What you should do. Your answer should consist of each line below that includes the word "title".

━━━━

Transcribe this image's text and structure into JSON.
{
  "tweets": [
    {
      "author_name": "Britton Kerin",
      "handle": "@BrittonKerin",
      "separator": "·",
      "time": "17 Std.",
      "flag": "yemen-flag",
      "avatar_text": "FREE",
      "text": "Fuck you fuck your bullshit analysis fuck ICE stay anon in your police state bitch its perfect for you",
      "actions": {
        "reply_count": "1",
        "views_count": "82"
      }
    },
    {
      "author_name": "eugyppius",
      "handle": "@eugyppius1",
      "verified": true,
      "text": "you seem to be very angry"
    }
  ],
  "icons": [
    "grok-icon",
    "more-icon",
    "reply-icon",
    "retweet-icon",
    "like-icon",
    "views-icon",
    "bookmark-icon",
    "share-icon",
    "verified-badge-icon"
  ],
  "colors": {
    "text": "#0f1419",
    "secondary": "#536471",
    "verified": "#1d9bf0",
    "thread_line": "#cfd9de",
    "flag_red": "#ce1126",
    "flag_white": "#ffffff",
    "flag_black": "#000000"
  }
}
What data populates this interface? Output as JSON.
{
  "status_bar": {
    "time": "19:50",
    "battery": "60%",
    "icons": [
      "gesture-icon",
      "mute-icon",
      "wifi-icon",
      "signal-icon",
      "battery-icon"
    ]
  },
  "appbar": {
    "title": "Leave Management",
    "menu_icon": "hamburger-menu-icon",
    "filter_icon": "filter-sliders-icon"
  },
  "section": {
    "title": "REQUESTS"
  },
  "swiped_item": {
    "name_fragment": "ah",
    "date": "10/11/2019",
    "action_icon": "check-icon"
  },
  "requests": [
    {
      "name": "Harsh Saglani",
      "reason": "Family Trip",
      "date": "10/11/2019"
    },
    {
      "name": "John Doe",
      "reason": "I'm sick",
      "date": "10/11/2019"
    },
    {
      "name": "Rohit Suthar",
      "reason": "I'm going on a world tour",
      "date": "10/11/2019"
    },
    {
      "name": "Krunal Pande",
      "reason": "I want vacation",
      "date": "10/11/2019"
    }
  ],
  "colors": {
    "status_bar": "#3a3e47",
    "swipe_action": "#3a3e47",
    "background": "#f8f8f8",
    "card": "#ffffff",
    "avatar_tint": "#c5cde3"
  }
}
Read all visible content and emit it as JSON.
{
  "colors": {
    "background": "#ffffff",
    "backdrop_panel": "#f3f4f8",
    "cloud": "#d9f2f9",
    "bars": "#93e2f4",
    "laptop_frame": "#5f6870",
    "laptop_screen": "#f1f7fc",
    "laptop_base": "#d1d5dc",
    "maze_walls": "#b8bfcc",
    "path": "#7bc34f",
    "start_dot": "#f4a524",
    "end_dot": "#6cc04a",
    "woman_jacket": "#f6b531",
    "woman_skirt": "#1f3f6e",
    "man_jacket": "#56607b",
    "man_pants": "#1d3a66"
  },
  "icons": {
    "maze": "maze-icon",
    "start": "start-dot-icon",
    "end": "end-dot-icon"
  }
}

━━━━

Response below.
    "title": "Leave Management",
    "title": "REQUESTS"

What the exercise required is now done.